Taken separately, these summer dustups are not going to decide the election. Taken together, they hand Scott an opportunity to enhance the narrative that Crist's actions don't match his rhetoric and that he cannot be trusted. Crist will have enough trouble explaining his various public policy epiphanies without handing Scott more ammunition.

To be fair, Scott has hit a few bumps himself.

Crist will surely remind Hispanic voters about Mike Fernandez, the prominent Scott fundraiser who abruptly left the campaign and said in an email that the governor's advisers do not understand the Hispanic community. And Crist capitalized on the Committee of 100's foolish decision to disinvite him from speaking to the business group, apparently at the request of the Scott camp. Crist's speech got more attention than it would have if he had delivered it privately to the business leaders, and it included some pretty smart policy proposals.

But Crist is the one on the defensive lately. If there were more confidence that his campaign was smoothly operating behind the scenes while these minor controversies fill Facebook and Twitter, that would be one thing. But Crist listens to few advisers besides his father and wife, and he relies more on his gut than sophisticated political strategies to raise money and target voters in the digital age.

In baseball manager terms, that's a Sparky Anderson approach in a Joe Maddon era.

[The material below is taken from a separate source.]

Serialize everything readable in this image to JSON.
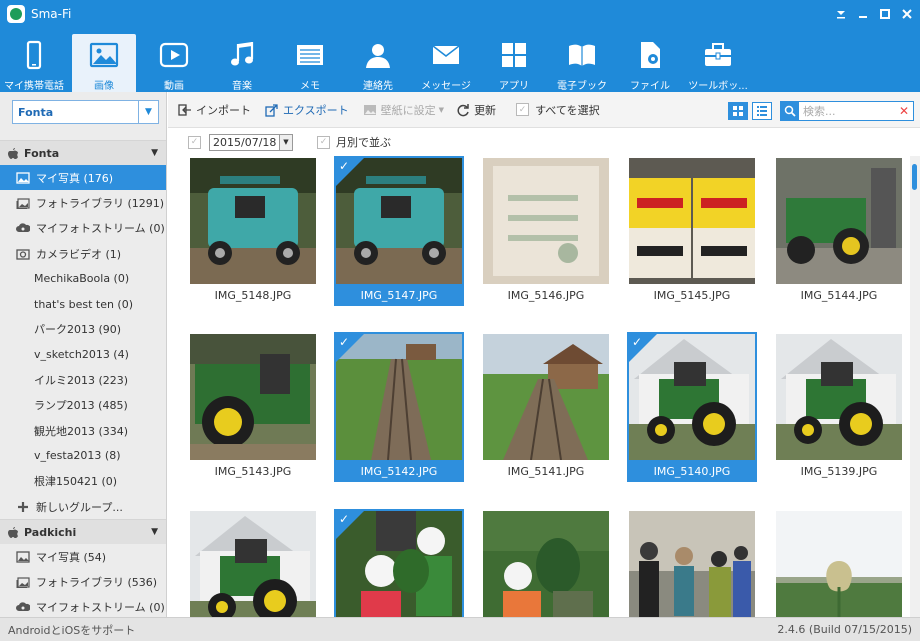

There is plenty of time for the governor's race to unfold and the momentum to shift back and forth. This could be much ado about nothing before a holiday week, when Floridians are thinking more about the beach, fireworks or heading to North Carolina. But getting the fundamentals down in the early days of summer can pay off in November, and Crist is off his game.